We spent roughly 30 minutes there; no one answered our knock on the door, and it was time to go. Gabi, in deep thought, said, “This is our March of the Living.” I wanted to leave something at the home but what? Stones were not right for this was not a cemetery; it was a place of life, where good people had saved lives. As I was pondering the appropriate tribute, Daniel spotted a tree across the street and picked some flowering branches. We scattered them on the front porch and left.
I asked Alain what he thought his family’s motivation was in taking in Jewish children. He said, “They had to do it. If they hadn’t, someone else would have.” I’m not so sure. The actions taken on my mother’s behalf are the reason that I am standing before you today.
That night, there was a dinner, including one sister who traveled from her home near the German border. Discussing our individual experiences I heard, “Alain did not tell us he was searching. He kept it a secret until he found you.” “I am very happy to meet you but I was not searching.” I understood, since there are those in my family who feel the same. I don’t know what accounts for the differences in our need to remember. Nonetheless, our festive toasting, exultant spirits, and another dinner two nights later attested to the strength of our collective history.

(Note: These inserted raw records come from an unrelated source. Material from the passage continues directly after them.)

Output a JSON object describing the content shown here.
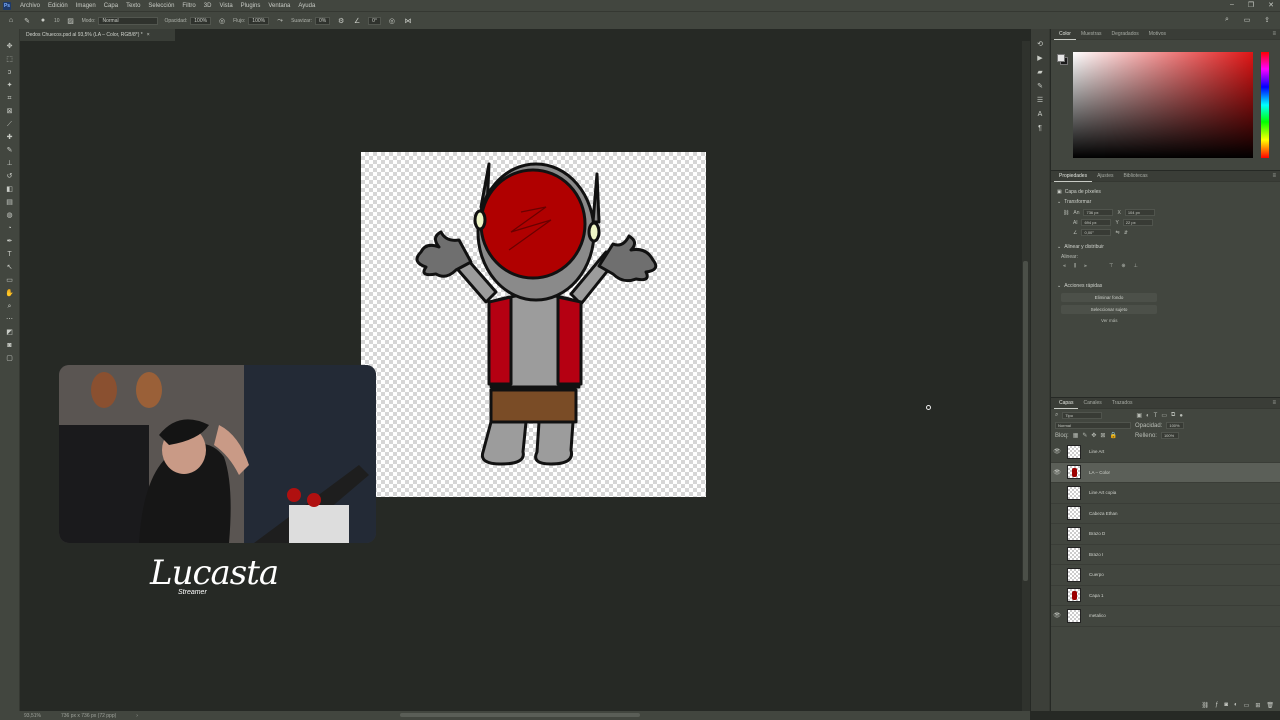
{
  "menubar": {
    "app_icon": "Ps",
    "items": [
      "Archivo",
      "Edición",
      "Imagen",
      "Capa",
      "Texto",
      "Selección",
      "Filtro",
      "3D",
      "Vista",
      "Plugins",
      "Ventana",
      "Ayuda"
    ]
  },
  "options": {
    "mode_label": "Modo:",
    "mode_value": "Normal",
    "opacity_label": "Opacidad:",
    "opacity_value": "100%",
    "flow_label": "Flujo:",
    "flow_value": "100%",
    "smoothing_label": "Suavizar:",
    "smoothing_value": "0%",
    "angle_value": "0°",
    "brush_size": "10"
  },
  "document": {
    "tab_title": "Dedos Chuecos.psd al 93,5% (LA – Color, RGB/8*) *",
    "close": "×"
  },
  "status": {
    "zoom": "93,51%",
    "size": "736 px x 736 px (72 ppp)",
    "arrow": "›"
  },
  "overlay": {
    "streamer_name": "Lucasta",
    "streamer_tag": "Streamer"
  },
  "color_panel": {
    "tabs": [
      "Color",
      "Muestras",
      "Degradados",
      "Motivos"
    ]
  },
  "properties_panel": {
    "tabs": [
      "Propiedades",
      "Ajustes",
      "Bibliotecas"
    ],
    "layer_kind": "Capa de píxeles",
    "transform_title": "Transformar",
    "w_label": "An",
    "w_value": "736 px",
    "x_label": "X",
    "x_value": "104 px",
    "h_label": "Al",
    "h_value": "694 px",
    "y_label": "Y",
    "y_value": "22 px",
    "angle_value": "0,00°",
    "align_title": "Alinear y distribuir",
    "align_sub": "Alinear:",
    "quick_title": "Acciones rápidas",
    "remove_bg": "Eliminar fondo",
    "select_subject": "Seleccionar sujeto",
    "more": "Ver más"
  },
  "layers_panel": {
    "tabs": [
      "Capas",
      "Canales",
      "Trazados"
    ],
    "filter_value": "Tipo",
    "blend_value": "Normal",
    "opacity_label": "Opacidad:",
    "opacity_value": "100%",
    "lock_label": "Bloq:",
    "fill_label": "Relleno:",
    "fill_value": "100%",
    "layers": [
      {
        "name": "Line Art",
        "visible": "👁",
        "selected": false,
        "figure": false
      },
      {
        "name": "LA – Color",
        "visible": "👁",
        "selected": true,
        "figure": true
      },
      {
        "name": "Line Art copia",
        "visible": "",
        "selected": false,
        "figure": false
      },
      {
        "name": "Cabeza Ethan",
        "visible": "",
        "selected": false,
        "figure": false
      },
      {
        "name": "Brazo D",
        "visible": "",
        "selected": false,
        "figure": false
      },
      {
        "name": "Brazo I",
        "visible": "",
        "selected": false,
        "figure": false
      },
      {
        "name": "Cuerpo",
        "visible": "",
        "selected": false,
        "figure": false
      },
      {
        "name": "Capa 1",
        "visible": "",
        "selected": false,
        "figure": true
      },
      {
        "name": "metalico",
        "visible": "👁",
        "selected": false,
        "figure": false
      }
    ]
  },
  "colors": {
    "accent_red": "#b00000",
    "ui_bg": "#42463f",
    "canvas_bg": "#262925"
  }
}
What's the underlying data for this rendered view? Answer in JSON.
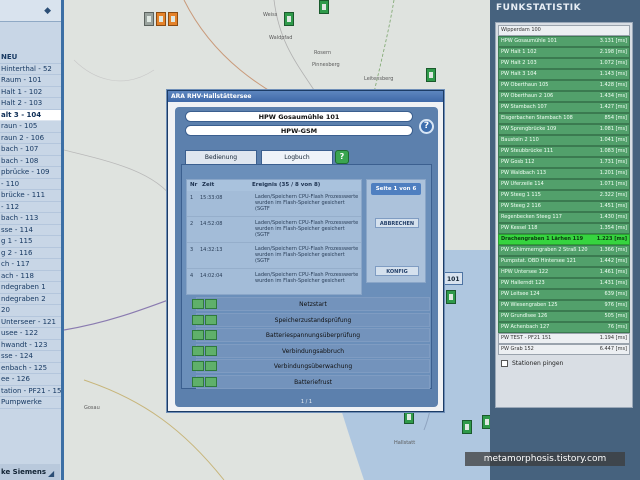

I overlapped in Brussels for one day with BJ member Myriam Abramowicz, whose film As If It Were Yesterday I’d seen many years ago, when I knew little of my mother’s time in Belgium. Her film about Belgians who had hidden Jewish children resonated to this day, as I introduced her to Alain, whose very Belgian family was instrumental to the survival of my own.
And we visited my mother’s cousin Mirjam Weitzner in Holland. Mirjam, so full of life, who speaks to Dutch school children about the Shoah, survived Westerbork, Bergen-Belsen, Theresienstadt, and Auschwitz. She remembered my mother as a child and knew my grandparents; the one person I could ask “What were they like?” I brought photos of my mother at all stages of her life, trying to re-introduce the person she had last seen as a child. In turn I was shown family photos, including one of her sister who had not survived. It was taken on her wedding day in 1942, and affixed to her clothing was the telltale Yellow Star. This picture broke my heart.
What did I hope to accomplish with this trip? Meeting the Dressou family, our cousin Mirjam, and other Fahn-Steuer family in the past year has fulfilled my lifelong, impossible wish to repair what had been destroyed. Although we were sadly unable to make these connections in my mother’s lifetime, I am overjoyed that for my sons, silence will be transcended by memory. Meeting these individuals was truly improbable and miraculous; the moments spent in their company an unexpected blessing. Shehekianu. It is my deepest hope that our trip and these new relationships will help Gabi and Daniel embrace the Jewish history that is theirs.
Finally, on our visit to the Anne Frank house, I read a letter written by Otto Frank to Eleanor Roosevelt, thanking her for writing the introduction to the English-language version of Anne’s diary. He wrote, “It is natural that I personally try to do everything to fulfill her testament, that I see a mission in publishing her ideas, as I feel that they help people to understand each other, that only love not hatred can build a better world.” At the end of the visit, our cousin Mirjam said to me, “Have a good life.”
And on the brink of a new year, I will end on that note of hope. With profound gratitude to the rabbis and to Myriam Abramowicz, I thank you for allowing me to speak. May love triumph over hatred, and may we all be inscribed in the book of life. G’mar hatima tova.